When I went to Okinawa, I was still unclear about the meaning of menkyo kaiden. I asked Chibana Sensei (Head of the Okinawa Shorin-ryu Karate-do Association) and he gave me the following explanation:

In Okinawan karate, the term menjo (diploma) was used, rather than menkyo. A "Shihan no Menjo" (expert teacher/master diploma/certificate) was awarded in place of a menkyo kaiden. A Shihan no Menjo superceded ranking in determining seniority. The transmission of techniques was through the kata. A recipient of a Shihan no Menjo would be able to demonstrate the various meaning and the corresponding applications of all the movements (techniques) of all the kata.

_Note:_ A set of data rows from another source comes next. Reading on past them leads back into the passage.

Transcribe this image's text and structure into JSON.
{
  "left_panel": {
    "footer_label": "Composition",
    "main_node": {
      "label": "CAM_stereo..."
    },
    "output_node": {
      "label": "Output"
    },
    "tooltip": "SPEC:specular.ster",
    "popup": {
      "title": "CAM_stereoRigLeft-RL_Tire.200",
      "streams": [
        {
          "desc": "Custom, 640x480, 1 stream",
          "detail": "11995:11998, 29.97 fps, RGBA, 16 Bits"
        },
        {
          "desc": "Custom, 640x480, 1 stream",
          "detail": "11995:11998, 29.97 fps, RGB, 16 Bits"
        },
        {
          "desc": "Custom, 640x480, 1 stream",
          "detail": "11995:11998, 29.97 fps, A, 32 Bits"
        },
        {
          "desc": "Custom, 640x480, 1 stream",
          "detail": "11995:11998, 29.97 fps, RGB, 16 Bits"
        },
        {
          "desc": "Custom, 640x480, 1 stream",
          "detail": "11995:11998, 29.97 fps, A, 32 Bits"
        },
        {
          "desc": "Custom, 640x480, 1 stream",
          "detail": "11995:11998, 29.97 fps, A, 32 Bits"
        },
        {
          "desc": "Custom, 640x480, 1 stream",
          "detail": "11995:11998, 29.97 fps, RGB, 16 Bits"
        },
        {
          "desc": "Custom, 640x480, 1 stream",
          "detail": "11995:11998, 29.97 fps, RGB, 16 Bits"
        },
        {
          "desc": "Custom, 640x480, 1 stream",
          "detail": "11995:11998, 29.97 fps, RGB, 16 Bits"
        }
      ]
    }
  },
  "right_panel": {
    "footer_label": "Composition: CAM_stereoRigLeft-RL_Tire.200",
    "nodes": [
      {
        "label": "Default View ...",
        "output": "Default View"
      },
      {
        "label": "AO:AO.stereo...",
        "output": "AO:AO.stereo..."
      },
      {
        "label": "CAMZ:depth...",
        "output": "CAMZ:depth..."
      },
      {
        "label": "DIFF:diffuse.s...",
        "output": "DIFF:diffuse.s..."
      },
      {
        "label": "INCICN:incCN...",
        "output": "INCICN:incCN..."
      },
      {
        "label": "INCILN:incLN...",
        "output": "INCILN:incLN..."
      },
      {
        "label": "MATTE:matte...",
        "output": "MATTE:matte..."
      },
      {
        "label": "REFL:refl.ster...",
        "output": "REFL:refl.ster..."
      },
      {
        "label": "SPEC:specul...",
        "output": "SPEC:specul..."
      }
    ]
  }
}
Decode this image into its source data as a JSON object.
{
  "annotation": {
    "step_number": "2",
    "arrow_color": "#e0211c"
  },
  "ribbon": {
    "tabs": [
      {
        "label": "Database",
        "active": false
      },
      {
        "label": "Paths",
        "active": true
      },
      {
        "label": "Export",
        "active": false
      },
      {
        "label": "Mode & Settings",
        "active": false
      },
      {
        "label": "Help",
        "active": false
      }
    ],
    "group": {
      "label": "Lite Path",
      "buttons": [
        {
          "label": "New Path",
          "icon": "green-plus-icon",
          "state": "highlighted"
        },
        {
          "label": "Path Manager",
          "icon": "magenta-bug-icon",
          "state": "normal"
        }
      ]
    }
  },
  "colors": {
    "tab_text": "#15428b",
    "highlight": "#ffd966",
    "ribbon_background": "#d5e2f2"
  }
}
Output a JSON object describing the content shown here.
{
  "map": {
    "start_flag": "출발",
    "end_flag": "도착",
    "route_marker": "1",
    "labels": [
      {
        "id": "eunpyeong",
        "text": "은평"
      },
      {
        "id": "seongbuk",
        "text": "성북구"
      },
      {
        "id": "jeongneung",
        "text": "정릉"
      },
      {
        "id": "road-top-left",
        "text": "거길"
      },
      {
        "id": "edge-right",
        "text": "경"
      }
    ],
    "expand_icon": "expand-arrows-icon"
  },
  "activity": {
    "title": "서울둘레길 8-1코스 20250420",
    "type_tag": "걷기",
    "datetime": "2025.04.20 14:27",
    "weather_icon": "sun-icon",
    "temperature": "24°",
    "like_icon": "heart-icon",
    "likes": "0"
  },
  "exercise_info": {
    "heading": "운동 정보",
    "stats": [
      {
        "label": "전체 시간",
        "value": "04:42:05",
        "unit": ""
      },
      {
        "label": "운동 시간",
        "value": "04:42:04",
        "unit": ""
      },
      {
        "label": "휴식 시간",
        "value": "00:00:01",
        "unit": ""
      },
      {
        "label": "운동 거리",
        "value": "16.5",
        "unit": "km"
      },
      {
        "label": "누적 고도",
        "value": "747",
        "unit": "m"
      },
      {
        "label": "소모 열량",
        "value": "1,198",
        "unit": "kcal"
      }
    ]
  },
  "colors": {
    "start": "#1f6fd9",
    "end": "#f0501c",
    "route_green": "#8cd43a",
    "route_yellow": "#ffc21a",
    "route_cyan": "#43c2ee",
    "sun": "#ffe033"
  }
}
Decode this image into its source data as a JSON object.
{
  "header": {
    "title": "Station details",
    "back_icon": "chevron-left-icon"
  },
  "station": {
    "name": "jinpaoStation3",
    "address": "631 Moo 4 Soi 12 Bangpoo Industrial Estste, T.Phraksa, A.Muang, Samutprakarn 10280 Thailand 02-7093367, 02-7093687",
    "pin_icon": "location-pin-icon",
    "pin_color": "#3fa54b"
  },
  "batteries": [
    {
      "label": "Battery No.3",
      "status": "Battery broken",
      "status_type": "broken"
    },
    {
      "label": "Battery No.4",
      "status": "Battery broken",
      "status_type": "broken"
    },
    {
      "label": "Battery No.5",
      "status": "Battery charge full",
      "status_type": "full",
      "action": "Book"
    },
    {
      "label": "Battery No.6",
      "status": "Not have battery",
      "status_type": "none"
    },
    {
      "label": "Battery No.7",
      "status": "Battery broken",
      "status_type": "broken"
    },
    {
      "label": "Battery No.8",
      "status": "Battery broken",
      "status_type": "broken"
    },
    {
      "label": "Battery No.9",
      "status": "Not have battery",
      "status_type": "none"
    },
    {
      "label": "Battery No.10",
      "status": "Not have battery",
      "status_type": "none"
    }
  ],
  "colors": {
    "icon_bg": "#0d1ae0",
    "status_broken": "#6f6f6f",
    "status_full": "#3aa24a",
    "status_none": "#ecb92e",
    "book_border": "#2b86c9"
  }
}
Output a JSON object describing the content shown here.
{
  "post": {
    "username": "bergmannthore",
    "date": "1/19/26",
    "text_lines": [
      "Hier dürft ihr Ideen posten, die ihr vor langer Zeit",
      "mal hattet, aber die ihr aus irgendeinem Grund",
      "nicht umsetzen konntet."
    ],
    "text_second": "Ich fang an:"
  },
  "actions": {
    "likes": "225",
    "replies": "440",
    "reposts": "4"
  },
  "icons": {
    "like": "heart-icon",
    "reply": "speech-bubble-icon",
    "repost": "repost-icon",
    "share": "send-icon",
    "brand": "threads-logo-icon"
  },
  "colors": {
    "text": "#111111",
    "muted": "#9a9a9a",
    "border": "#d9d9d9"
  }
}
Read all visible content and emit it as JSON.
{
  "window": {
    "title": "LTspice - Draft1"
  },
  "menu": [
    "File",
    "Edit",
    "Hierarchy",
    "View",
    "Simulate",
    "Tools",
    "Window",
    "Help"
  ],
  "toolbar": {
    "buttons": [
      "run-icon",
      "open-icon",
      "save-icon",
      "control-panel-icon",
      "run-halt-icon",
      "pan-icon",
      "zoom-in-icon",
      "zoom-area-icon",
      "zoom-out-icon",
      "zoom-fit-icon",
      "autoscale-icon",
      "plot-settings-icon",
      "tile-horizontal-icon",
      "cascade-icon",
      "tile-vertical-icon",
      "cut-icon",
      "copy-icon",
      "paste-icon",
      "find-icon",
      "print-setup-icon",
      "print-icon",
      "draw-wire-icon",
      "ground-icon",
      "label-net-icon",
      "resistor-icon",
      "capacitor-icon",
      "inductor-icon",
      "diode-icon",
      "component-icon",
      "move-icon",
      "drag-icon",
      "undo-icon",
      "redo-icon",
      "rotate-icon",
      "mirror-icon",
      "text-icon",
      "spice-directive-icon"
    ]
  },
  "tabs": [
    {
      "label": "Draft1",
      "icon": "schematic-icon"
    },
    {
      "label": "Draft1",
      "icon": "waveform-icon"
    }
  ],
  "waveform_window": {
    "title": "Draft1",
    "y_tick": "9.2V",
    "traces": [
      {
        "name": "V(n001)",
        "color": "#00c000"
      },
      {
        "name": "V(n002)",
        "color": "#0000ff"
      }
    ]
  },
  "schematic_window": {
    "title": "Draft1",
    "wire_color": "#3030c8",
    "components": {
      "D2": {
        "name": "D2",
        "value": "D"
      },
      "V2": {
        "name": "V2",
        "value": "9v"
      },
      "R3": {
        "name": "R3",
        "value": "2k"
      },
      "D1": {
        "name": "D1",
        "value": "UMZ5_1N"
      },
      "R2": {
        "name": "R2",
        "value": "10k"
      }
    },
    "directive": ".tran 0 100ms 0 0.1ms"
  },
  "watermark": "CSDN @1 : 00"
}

Till today, I am not 100% clear about the difference (if any) between menjo and menkyo.

Pat Nakata